Christina simultaneously studied on a three-year degree course at Edinburgh University(1917-1920) and a four-year diploma course at Heriot-Watt College (1917-1921),[2] now Heriot-Watt University, which took the form of evening classes during the First World War,during this period she was one of only three women to get a diploma in chemistry . In 1920 she graduated from Edinburgh University with a Bsc with special distinction,[2] won the class medal and was awarded the Vans Dunlop Scholarship which allowed her to undertake research for her PhD.[1] She then went on to graduate from Heriot-Watt College in 1921. She approached Professor Sir James Walker in 1920 in the hopes of working under him at Edinburgh University and he instructed her to return in 1921 once she had learned German as much of the important literature of the time was written in German.[2]In 1951 she was the only woman among the 25 first fellowes of Heriot-Watt University.Even before joining the Heriot Watt University the Governors had plans for her bright future.

Research[edit]

Her PhD work was under the direction of Sir James Walker.

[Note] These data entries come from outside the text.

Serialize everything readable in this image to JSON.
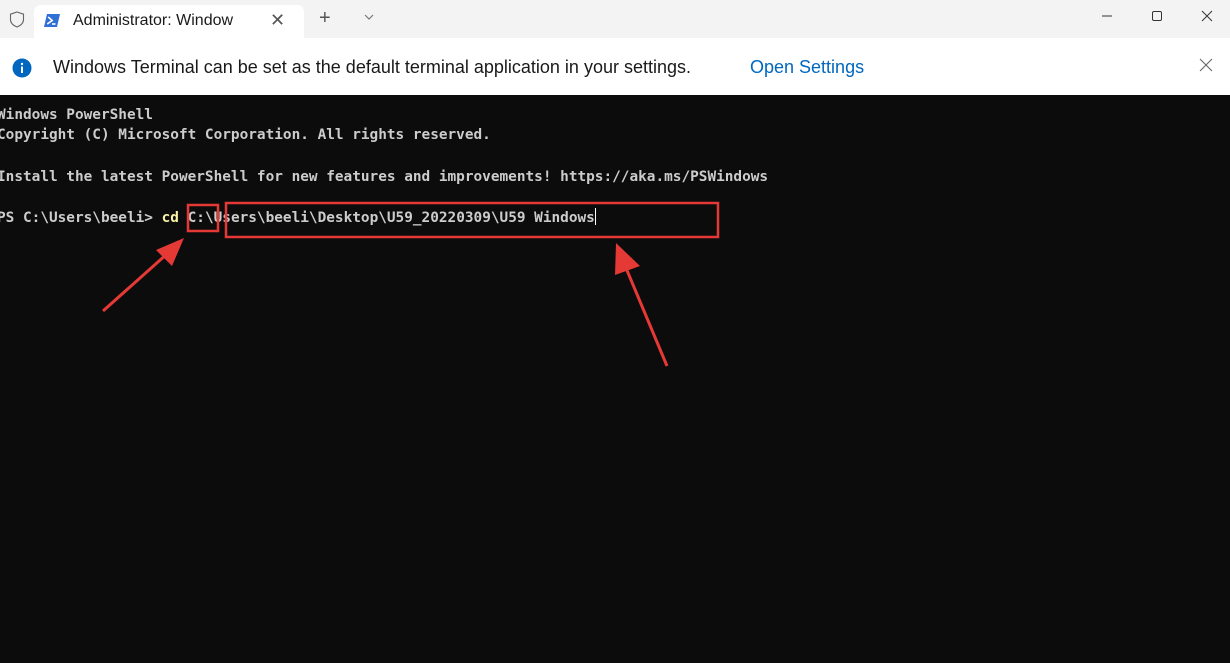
{
  "window": {
    "tab_title": "Administrator: Window",
    "tab_close_glyph": "✕",
    "new_tab_glyph": "+"
  },
  "infobar": {
    "message": "Windows Terminal can be set as the default terminal application in your settings.",
    "link_label": "Open Settings"
  },
  "terminal": {
    "lines": [
      "Windows PowerShell",
      "Copyright (C) Microsoft Corporation. All rights reserved.",
      "Install the latest PowerShell for new features and improvements! https://aka.ms/PSWindows"
    ],
    "prompt": "PS C:\\Users\\beeli> ",
    "command": "cd",
    "argument": "C:\\Users\\beeli\\Desktop\\U59_20220309\\U59 Windows"
  },
  "colors": {
    "terminal_bg": "#0c0c0c",
    "terminal_text": "#cccccc",
    "command_text": "#f9f1a5",
    "link": "#0067c0",
    "info_icon": "#0067c0",
    "annotation": "#e53935"
  },
  "icons": {
    "shield": "shield-icon",
    "powershell": "powershell-icon",
    "info": "info-icon",
    "close": "close-icon",
    "chevron": "chevron-down-icon"
  }
}
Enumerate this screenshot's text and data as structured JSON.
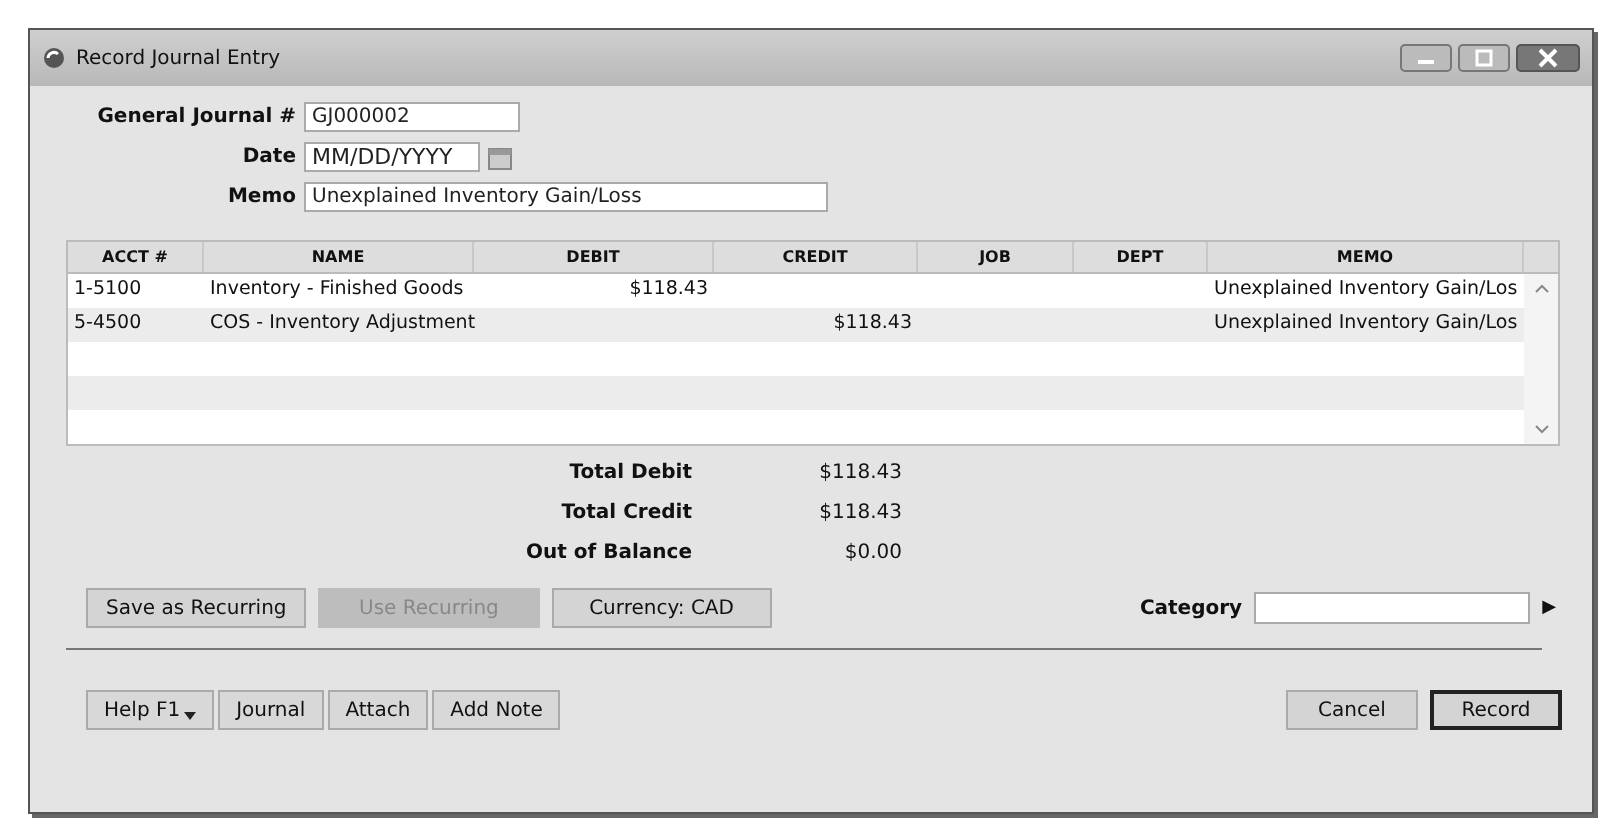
{
  "window": {
    "title": "Record Journal Entry"
  },
  "fields": [
    {
      "label": "General Journal #",
      "value": "GJ000002",
      "kind": "short"
    },
    {
      "label": "Date",
      "value": "MM/DD/YYYY",
      "kind": "date"
    },
    {
      "label": "Memo",
      "value": "Unexplained Inventory Gain/Loss",
      "kind": "long"
    }
  ],
  "table": {
    "columns": [
      "ACCT #",
      "NAME",
      "DEBIT",
      "CREDIT",
      "JOB",
      "DEPT",
      "MEMO"
    ],
    "rows": [
      [
        "1-5100",
        "Inventory - Finished Goods",
        "$118.43",
        "",
        "",
        "",
        "Unexplained Inventory Gain/Los"
      ],
      [
        "5-4500",
        "COS - Inventory Adjustment",
        "",
        "$118.43",
        "",
        "",
        "Unexplained Inventory Gain/Los"
      ]
    ]
  },
  "totals": [
    {
      "label": "Total Debit",
      "value": "$118.43"
    },
    {
      "label": "Total Credit",
      "value": "$118.43"
    },
    {
      "label": "Out of Balance",
      "value": "$0.00"
    }
  ],
  "action_buttons": [
    {
      "label": "Save as Recurring",
      "disabled": false
    },
    {
      "label": "Use Recurring",
      "disabled": true
    },
    {
      "label": "Currency: CAD",
      "disabled": false
    }
  ],
  "category": {
    "label": "Category",
    "arrow": "▶"
  },
  "bottom_left_buttons": [
    {
      "label": "Help F1",
      "kind": "menu"
    },
    {
      "label": "Journal",
      "kind": "plain"
    },
    {
      "label": "Attach",
      "kind": "plain"
    },
    {
      "label": "Add Note",
      "kind": "plain"
    }
  ],
  "bottom_right_buttons": [
    {
      "label": "Cancel",
      "default": false
    },
    {
      "label": "Record",
      "default": true
    }
  ]
}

She worked on verifying the Stokes-Einstein law for diffusion in solution. She studied how viscosity and temperature affected the diffusion of iodine in various solutions.[3] The work was published in the Proceedings of the Royal Society.

Post PhD, Miller changed topic to working on phosphorus trioxide. In 1928 she obtained the first ever sample of pure Phosphorus trioxide[4] and showed the luminescence observed in previous samples was due to the presence of dissolved phosphorus. The paper was awarded the Keith Medal from the Royal Society of Edinburgh.[1] The success of this work led to her achieving her ambition to obtain a DSc before the age of 30.She was described by a leading inorganic chemist of that time as the greatest advance in knowledge of the topic in the last 20 years[5]

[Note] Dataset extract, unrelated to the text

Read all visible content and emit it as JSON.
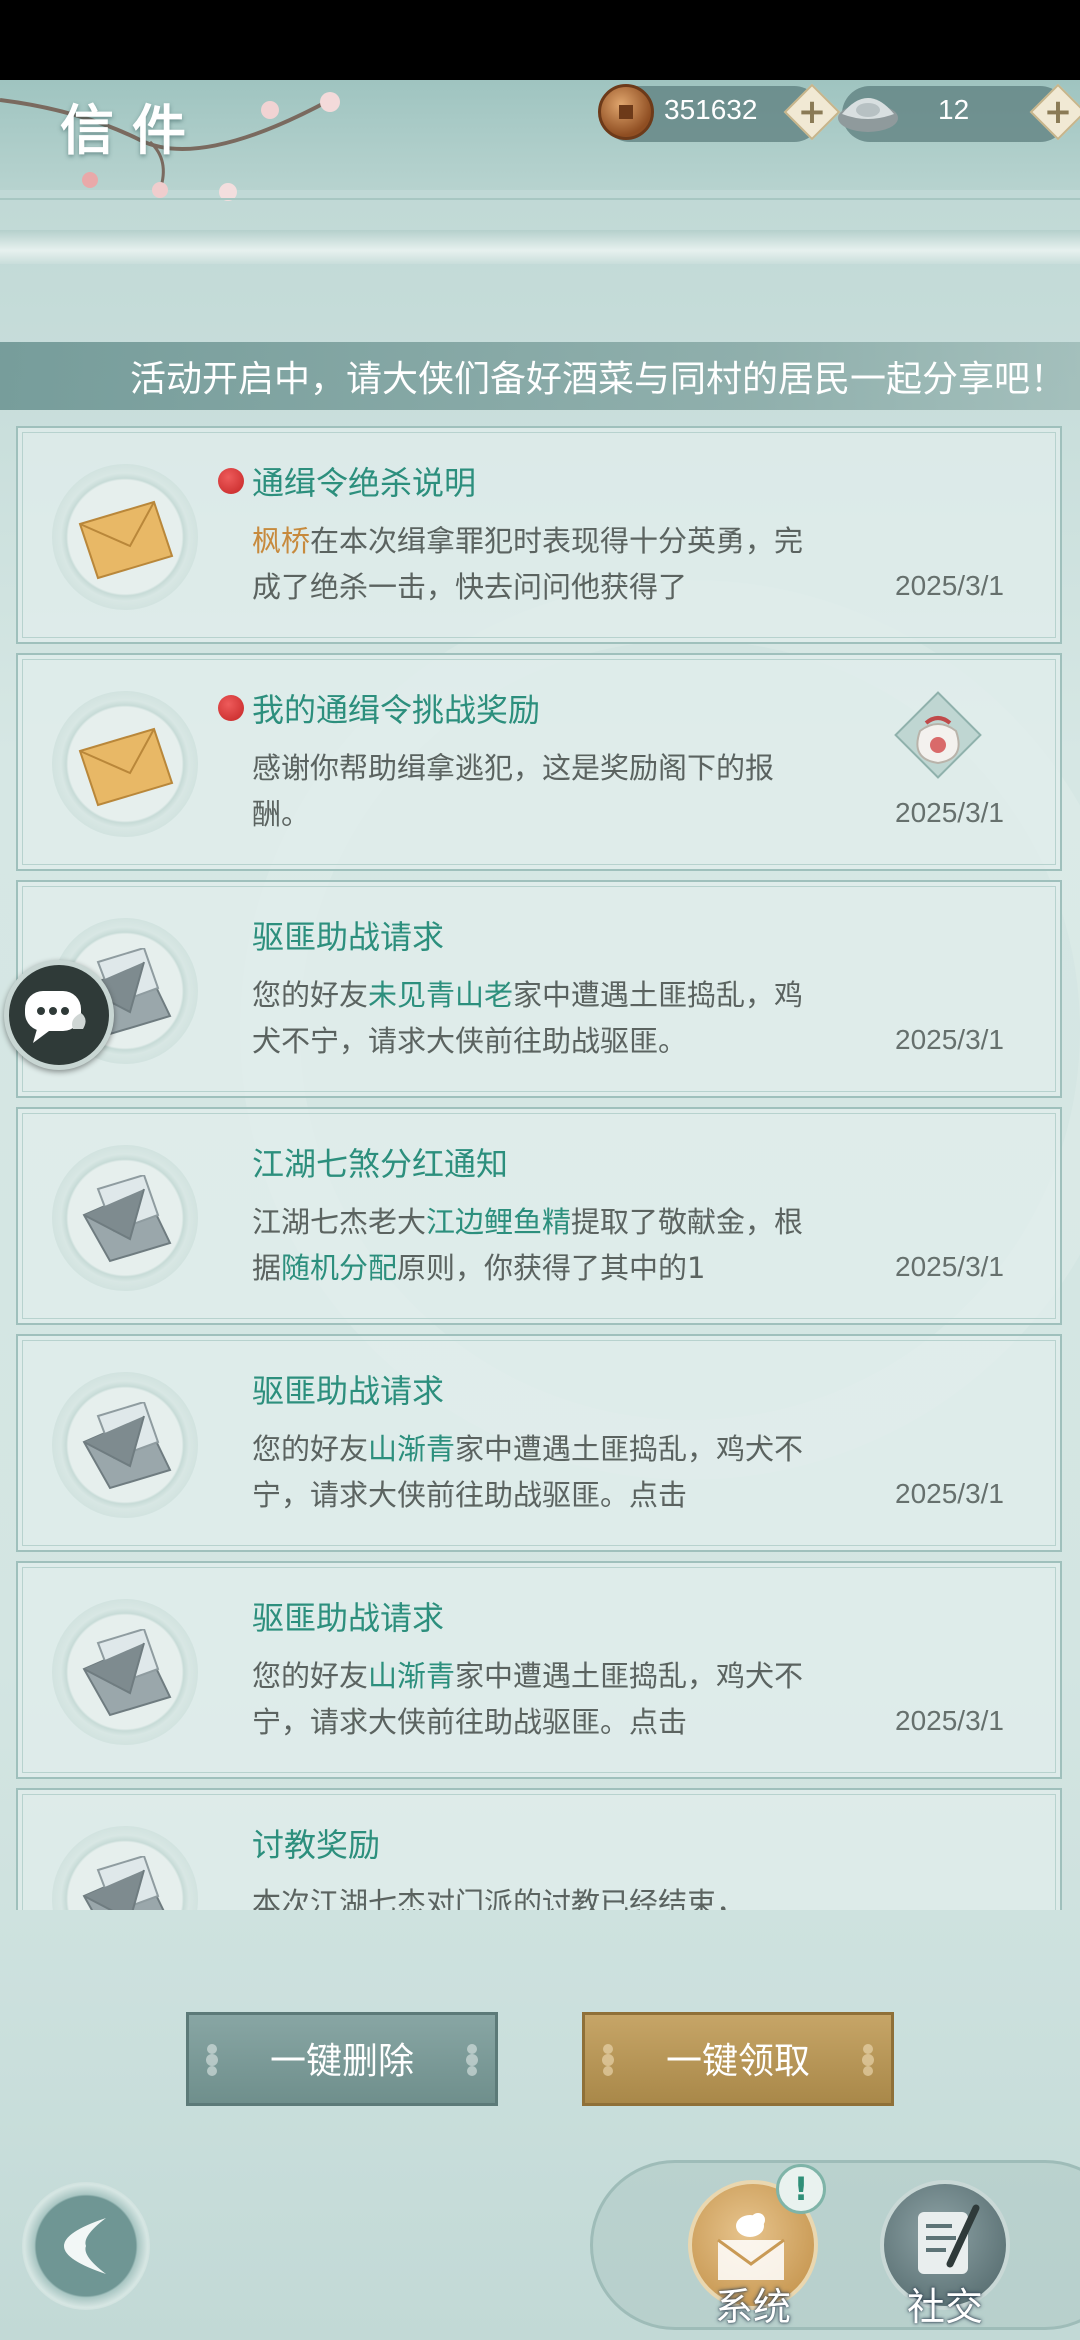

The research into phosphorus trioxide was curtailed following an explosion in which she lost the sight in one eye.[1] Following this Dr Miller focused on developing techniques for Microanalysis. She focused on using these techniques to analyse rocks and metals.[6]

According to Ann Jones “Christina Miller was a true trailblazer. She made pioneering discoveries in analytical chemistry when this field was still very much a male preserve, and was an inspirational teacher and a mentor to generations of students.'[7]In 1933 she appointed director of the teaching laboratory and, through her commitment to innovation and new technology, strove to ensure that chemistry students received a thorough grounding in analytical chemistry.

Later Life[edit]

Her work had been greatly appreciated throughout the public

Honours and awards[edit]

Retirement[edit]

Christina ended her career in 1961 due to her own health issues [8] and to care for her mother and sister.

References in art and culture[edit]

Chrissie Miller appears as a character in the opera Breathe Freely by Scottish Composer Julian Wagstaff.[9] (The opera's title is borrowed from a book of the same name by fellow chemist James Kendall).

References[edit]

  1. ^ a b c d e "Christina Cruickshank Miller" (PDF). Royal Society of Edinburgh. Royal Society of Edinburgh. Retrieved 3 December 2013. 
  2. ^ a b c d Raynor-Canham, Marlene (2008). Chemistry Was Their Life: Pioneering British Chemists, 1880-1949. Imperial College Press. pp. 286–288. 
  3. ^ Cruickshank Miller, Christina (December 1924). "The Stokes Einstein Law for Diffusion in Solution". Proceedings of the Royal Society: 724. doi:10.1098/rspa.1924.0100. 
  4. ^ Miller, Christina Cruiokshank (1928). "The preparation and properties of pure phosphorus trioxide". Journal of the Chemical Society (Resumed): 1847. doi:10.1039/JR9280001847. 
  5. ^ "the guardian". 
  6. ^ "Obiturary Chrissie Miller". The Guardian. Retrieved 3 December 2013. 
  7. ^ Harry (2013-07-30). "Do You Remember…? Chemistry Trailblazer Christina Miller". The Watt Club. Retrieved 2017-06-14. 
  8. ^ Loney, Harry. "Do You Remember…? Chemistry Trailblazer Christina Miller". Heriot-Watt University. Retrieved 3 December 2013. 
  9. ^ Ross, Shan (24 September 2013). "The Scotsman, 24 September 2013". Edinburgh. Retrieved 8 January 2014.